The lines below that include the word "value" are to be reported.

Records for the task Start Marker

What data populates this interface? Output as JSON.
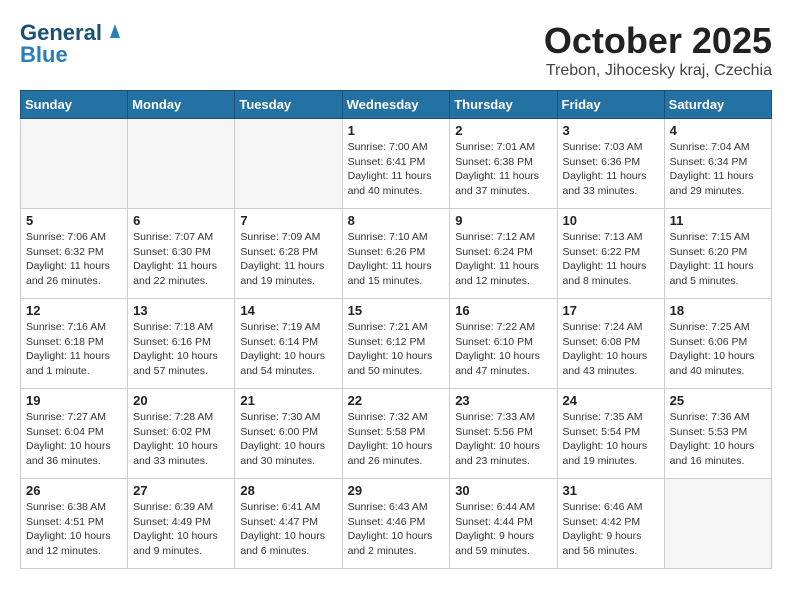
{
  "logo": {
    "part1": "General",
    "part2": "Blue"
  },
  "header": {
    "month": "October 2025",
    "location": "Trebon, Jihocesky kraj, Czechia"
  },
  "weekdays": [
    "Sunday",
    "Monday",
    "Tuesday",
    "Wednesday",
    "Thursday",
    "Friday",
    "Saturday"
  ],
  "weeks": [
    [
      {
        "day": "",
        "info": ""
      },
      {
        "day": "",
        "info": ""
      },
      {
        "day": "",
        "info": ""
      },
      {
        "day": "1",
        "info": "Sunrise: 7:00 AM\nSunset: 6:41 PM\nDaylight: 11 hours\nand 40 minutes."
      },
      {
        "day": "2",
        "info": "Sunrise: 7:01 AM\nSunset: 6:38 PM\nDaylight: 11 hours\nand 37 minutes."
      },
      {
        "day": "3",
        "info": "Sunrise: 7:03 AM\nSunset: 6:36 PM\nDaylight: 11 hours\nand 33 minutes."
      },
      {
        "day": "4",
        "info": "Sunrise: 7:04 AM\nSunset: 6:34 PM\nDaylight: 11 hours\nand 29 minutes."
      }
    ],
    [
      {
        "day": "5",
        "info": "Sunrise: 7:06 AM\nSunset: 6:32 PM\nDaylight: 11 hours\nand 26 minutes."
      },
      {
        "day": "6",
        "info": "Sunrise: 7:07 AM\nSunset: 6:30 PM\nDaylight: 11 hours\nand 22 minutes."
      },
      {
        "day": "7",
        "info": "Sunrise: 7:09 AM\nSunset: 6:28 PM\nDaylight: 11 hours\nand 19 minutes."
      },
      {
        "day": "8",
        "info": "Sunrise: 7:10 AM\nSunset: 6:26 PM\nDaylight: 11 hours\nand 15 minutes."
      },
      {
        "day": "9",
        "info": "Sunrise: 7:12 AM\nSunset: 6:24 PM\nDaylight: 11 hours\nand 12 minutes."
      },
      {
        "day": "10",
        "info": "Sunrise: 7:13 AM\nSunset: 6:22 PM\nDaylight: 11 hours\nand 8 minutes."
      },
      {
        "day": "11",
        "info": "Sunrise: 7:15 AM\nSunset: 6:20 PM\nDaylight: 11 hours\nand 5 minutes."
      }
    ],
    [
      {
        "day": "12",
        "info": "Sunrise: 7:16 AM\nSunset: 6:18 PM\nDaylight: 11 hours\nand 1 minute."
      },
      {
        "day": "13",
        "info": "Sunrise: 7:18 AM\nSunset: 6:16 PM\nDaylight: 10 hours\nand 57 minutes."
      },
      {
        "day": "14",
        "info": "Sunrise: 7:19 AM\nSunset: 6:14 PM\nDaylight: 10 hours\nand 54 minutes."
      },
      {
        "day": "15",
        "info": "Sunrise: 7:21 AM\nSunset: 6:12 PM\nDaylight: 10 hours\nand 50 minutes."
      },
      {
        "day": "16",
        "info": "Sunrise: 7:22 AM\nSunset: 6:10 PM\nDaylight: 10 hours\nand 47 minutes."
      },
      {
        "day": "17",
        "info": "Sunrise: 7:24 AM\nSunset: 6:08 PM\nDaylight: 10 hours\nand 43 minutes."
      },
      {
        "day": "18",
        "info": "Sunrise: 7:25 AM\nSunset: 6:06 PM\nDaylight: 10 hours\nand 40 minutes."
      }
    ],
    [
      {
        "day": "19",
        "info": "Sunrise: 7:27 AM\nSunset: 6:04 PM\nDaylight: 10 hours\nand 36 minutes."
      },
      {
        "day": "20",
        "info": "Sunrise: 7:28 AM\nSunset: 6:02 PM\nDaylight: 10 hours\nand 33 minutes."
      },
      {
        "day": "21",
        "info": "Sunrise: 7:30 AM\nSunset: 6:00 PM\nDaylight: 10 hours\nand 30 minutes."
      },
      {
        "day": "22",
        "info": "Sunrise: 7:32 AM\nSunset: 5:58 PM\nDaylight: 10 hours\nand 26 minutes."
      },
      {
        "day": "23",
        "info": "Sunrise: 7:33 AM\nSunset: 5:56 PM\nDaylight: 10 hours\nand 23 minutes."
      },
      {
        "day": "24",
        "info": "Sunrise: 7:35 AM\nSunset: 5:54 PM\nDaylight: 10 hours\nand 19 minutes."
      },
      {
        "day": "25",
        "info": "Sunrise: 7:36 AM\nSunset: 5:53 PM\nDaylight: 10 hours\nand 16 minutes."
      }
    ],
    [
      {
        "day": "26",
        "info": "Sunrise: 6:38 AM\nSunset: 4:51 PM\nDaylight: 10 hours\nand 12 minutes."
      },
      {
        "day": "27",
        "info": "Sunrise: 6:39 AM\nSunset: 4:49 PM\nDaylight: 10 hours\nand 9 minutes."
      },
      {
        "day": "28",
        "info": "Sunrise: 6:41 AM\nSunset: 4:47 PM\nDaylight: 10 hours\nand 6 minutes."
      },
      {
        "day": "29",
        "info": "Sunrise: 6:43 AM\nSunset: 4:46 PM\nDaylight: 10 hours\nand 2 minutes."
      },
      {
        "day": "30",
        "info": "Sunrise: 6:44 AM\nSunset: 4:44 PM\nDaylight: 9 hours\nand 59 minutes."
      },
      {
        "day": "31",
        "info": "Sunrise: 6:46 AM\nSunset: 4:42 PM\nDaylight: 9 hours\nand 56 minutes."
      },
      {
        "day": "",
        "info": ""
      }
    ]
  ]
}
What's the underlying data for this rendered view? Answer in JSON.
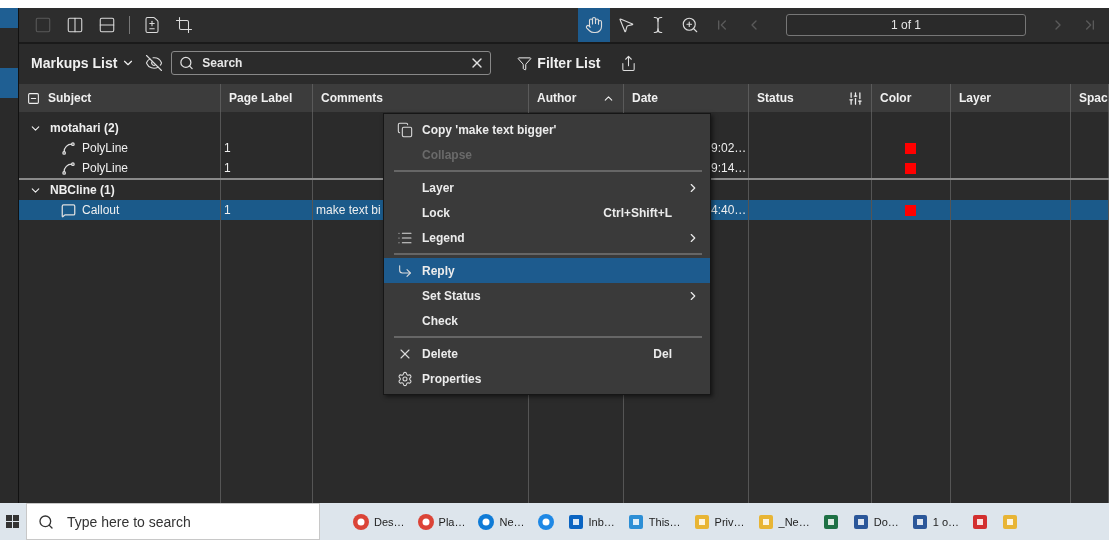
{
  "toolbar": {
    "tools": [
      {
        "selected": true
      },
      {
        "selected": false
      },
      {
        "selected": false
      },
      {
        "selected": false
      }
    ],
    "nav_before": [
      {
        "disabled": true
      },
      {
        "disabled": true
      }
    ],
    "page_field": {
      "value": "1 of 1"
    },
    "nav_after": [
      {
        "disabled": true
      },
      {
        "disabled": true
      }
    ]
  },
  "markups_bar": {
    "title": "Markups List",
    "search": {
      "placeholder": "Search"
    },
    "filter_button": "Filter List"
  },
  "table": {
    "columns": [
      {
        "label": "Subject"
      },
      {
        "label": "Page Label"
      },
      {
        "label": "Comments"
      },
      {
        "label": "Author",
        "sorted": true
      },
      {
        "label": "Date"
      },
      {
        "label": "Status"
      },
      {
        "label": "Color"
      },
      {
        "label": "Layer"
      },
      {
        "label": "Spac"
      }
    ],
    "groups": [
      {
        "label": "motahari (2)",
        "expanded": true,
        "rows": [
          {
            "kind": "polyline",
            "subject": "PolyLine",
            "page_label": "1",
            "date": "9:02…",
            "color": "#ff0000",
            "selected": false
          },
          {
            "kind": "polyline",
            "subject": "PolyLine",
            "page_label": "1",
            "date": "9:14…",
            "color": "#ff0000",
            "selected": false
          }
        ]
      },
      {
        "label": "NBCline (1)",
        "expanded": true,
        "rows": [
          {
            "kind": "callout",
            "subject": "Callout",
            "page_label": "1",
            "comments": "make text bi",
            "date": "4:40…",
            "color": "#ff0000",
            "selected": true
          }
        ]
      }
    ]
  },
  "context_menu": {
    "items": [
      {
        "kind": "item",
        "label": "Copy 'make text bigger'",
        "disabled": false,
        "selected": false,
        "submenu": false
      },
      {
        "kind": "item",
        "label": "Collapse",
        "disabled": true,
        "selected": false,
        "submenu": false
      },
      {
        "kind": "separator"
      },
      {
        "kind": "item",
        "label": "Layer",
        "disabled": false,
        "selected": false,
        "submenu": true
      },
      {
        "kind": "item",
        "label": "Lock",
        "shortcut": "Ctrl+Shift+L",
        "disabled": false,
        "selected": false,
        "submenu": false
      },
      {
        "kind": "item",
        "label": "Legend",
        "disabled": false,
        "selected": false,
        "submenu": true
      },
      {
        "kind": "separator"
      },
      {
        "kind": "item",
        "label": "Reply",
        "disabled": false,
        "selected": true,
        "submenu": false
      },
      {
        "kind": "item",
        "label": "Set Status",
        "disabled": false,
        "selected": false,
        "submenu": true
      },
      {
        "kind": "item",
        "label": "Check",
        "disabled": false,
        "selected": false,
        "submenu": false
      },
      {
        "kind": "separator"
      },
      {
        "kind": "item",
        "label": "Delete",
        "shortcut": "Del",
        "disabled": false,
        "selected": false,
        "submenu": false
      },
      {
        "kind": "item",
        "label": "Properties",
        "disabled": false,
        "selected": false,
        "submenu": false
      }
    ]
  },
  "taskbar": {
    "search": {
      "placeholder": "Type here to search"
    },
    "apps": [
      {
        "kind": "labeled",
        "label": "Des…"
      },
      {
        "kind": "labeled",
        "label": "Pla…"
      },
      {
        "kind": "labeled",
        "label": "Ne…"
      },
      {
        "kind": "icon_only"
      },
      {
        "kind": "labeled",
        "label": "Inb…"
      },
      {
        "kind": "labeled",
        "label": "This…"
      },
      {
        "kind": "labeled",
        "label": "Priv…"
      },
      {
        "kind": "labeled",
        "label": "_Ne…"
      },
      {
        "kind": "icon_only"
      },
      {
        "kind": "labeled",
        "label": "Do…"
      },
      {
        "kind": "labeled",
        "label": "1 o…"
      },
      {
        "kind": "icon_only"
      },
      {
        "kind": "icon_only"
      }
    ]
  }
}
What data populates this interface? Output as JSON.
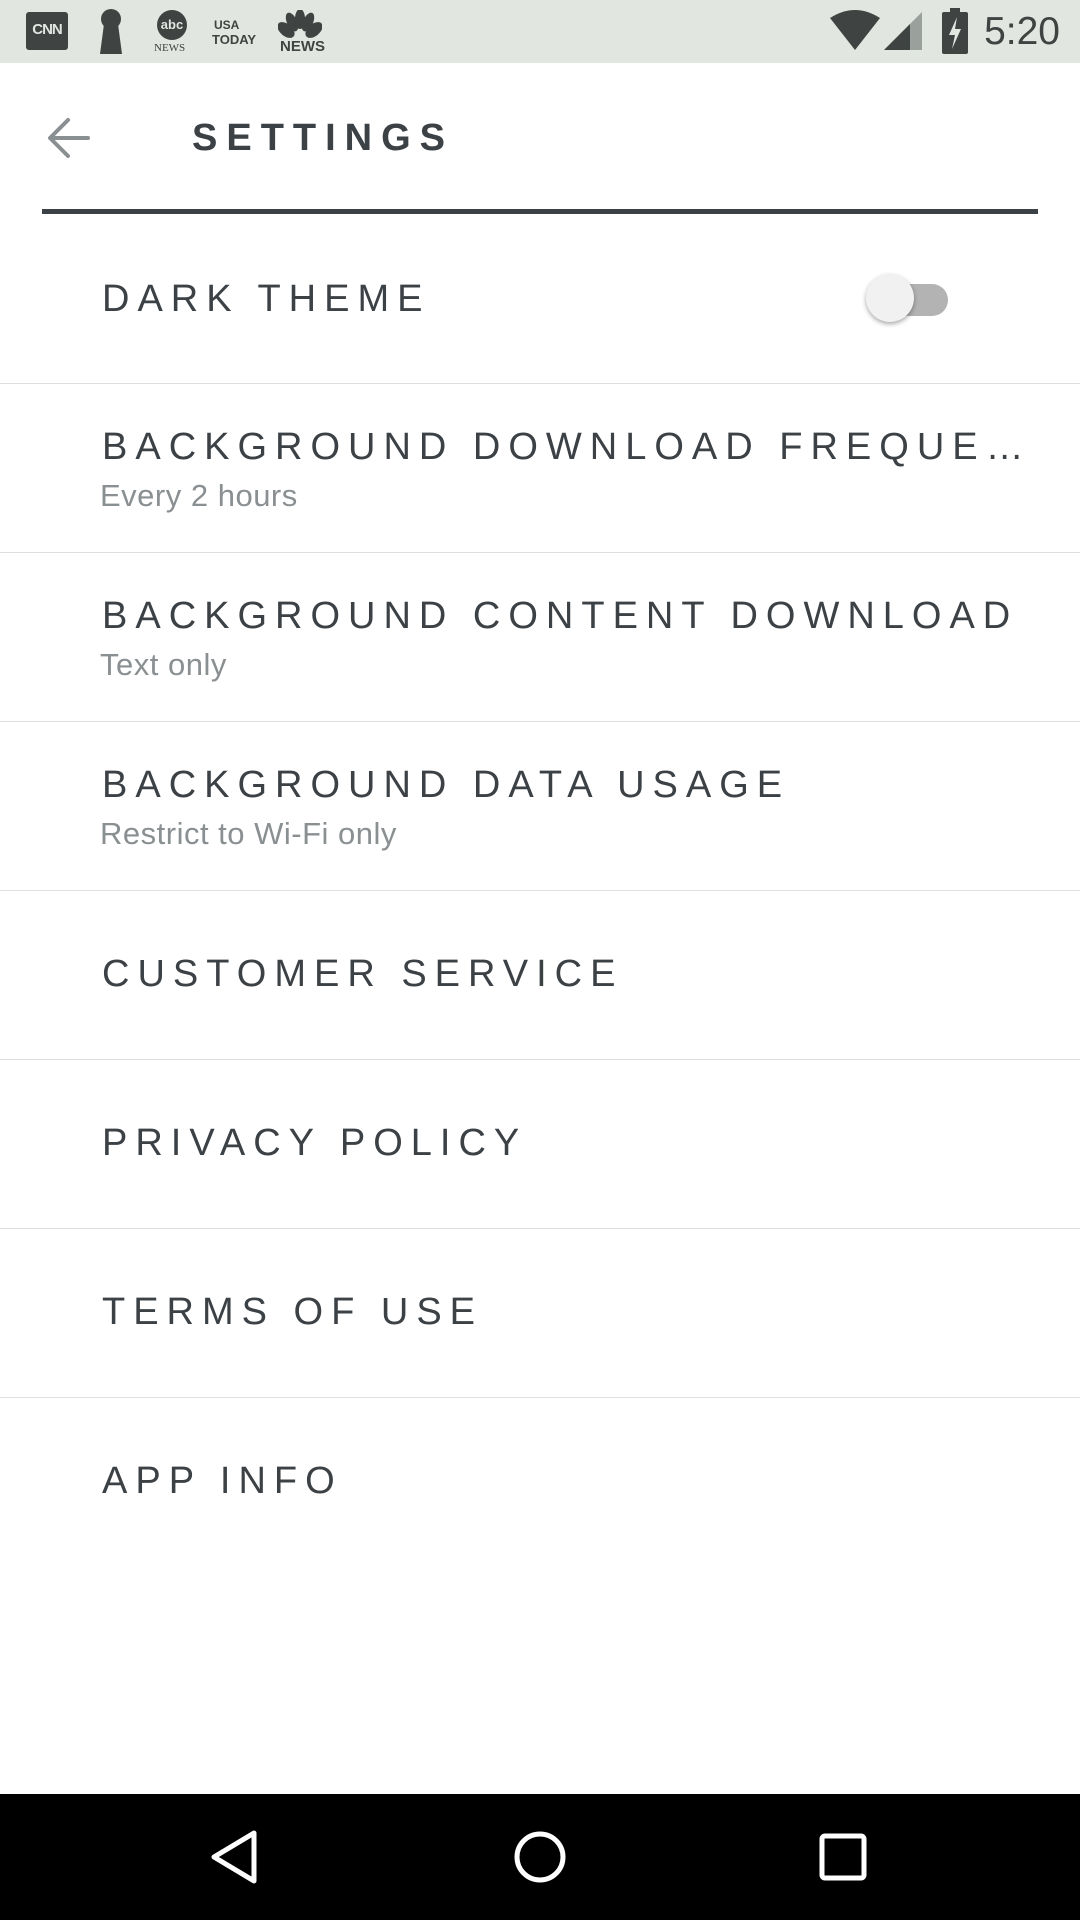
{
  "status_bar": {
    "time": "5:20",
    "notification_icons": [
      "cnn-icon",
      "keyhole-icon",
      "abc-news-icon",
      "usa-today-icon",
      "nbc-news-icon"
    ],
    "abc_label": "NEWS",
    "usa_today_label_1": "USA",
    "usa_today_label_2": "TODAY",
    "nbc_label": "NEWS",
    "cnn_label": "CNN"
  },
  "app_bar": {
    "title": "SETTINGS",
    "back_icon": "arrow-left-icon"
  },
  "settings": {
    "dark_theme": {
      "label": "DARK THEME",
      "enabled": false
    },
    "background_download_frequency": {
      "label": "BACKGROUND DOWNLOAD FREQUENCY",
      "value": "Every 2 hours"
    },
    "background_content_download": {
      "label": "BACKGROUND CONTENT DOWNLOAD",
      "value": "Text only"
    },
    "background_data_usage": {
      "label": "BACKGROUND DATA USAGE",
      "value": "Restrict to Wi-Fi only"
    },
    "customer_service": {
      "label": "CUSTOMER SERVICE"
    },
    "privacy_policy": {
      "label": "PRIVACY POLICY"
    },
    "terms_of_use": {
      "label": "TERMS OF USE"
    },
    "app_info": {
      "label": "APP INFO"
    }
  },
  "nav_bar": {
    "buttons": [
      "back-triangle-icon",
      "home-circle-icon",
      "recents-square-icon"
    ]
  },
  "colors": {
    "status_bar_bg": "#e1e6e1",
    "text_primary": "#3c4146",
    "text_secondary": "#8a8f92",
    "divider": "#dde0e2",
    "nav_bar_bg": "#000000"
  }
}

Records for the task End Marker

◆ Output of the task
      "value": "1 of 1"
      "value": "Every 2 hours"
      "value": "Text only"
      "value": "Restrict to Wi-Fi only"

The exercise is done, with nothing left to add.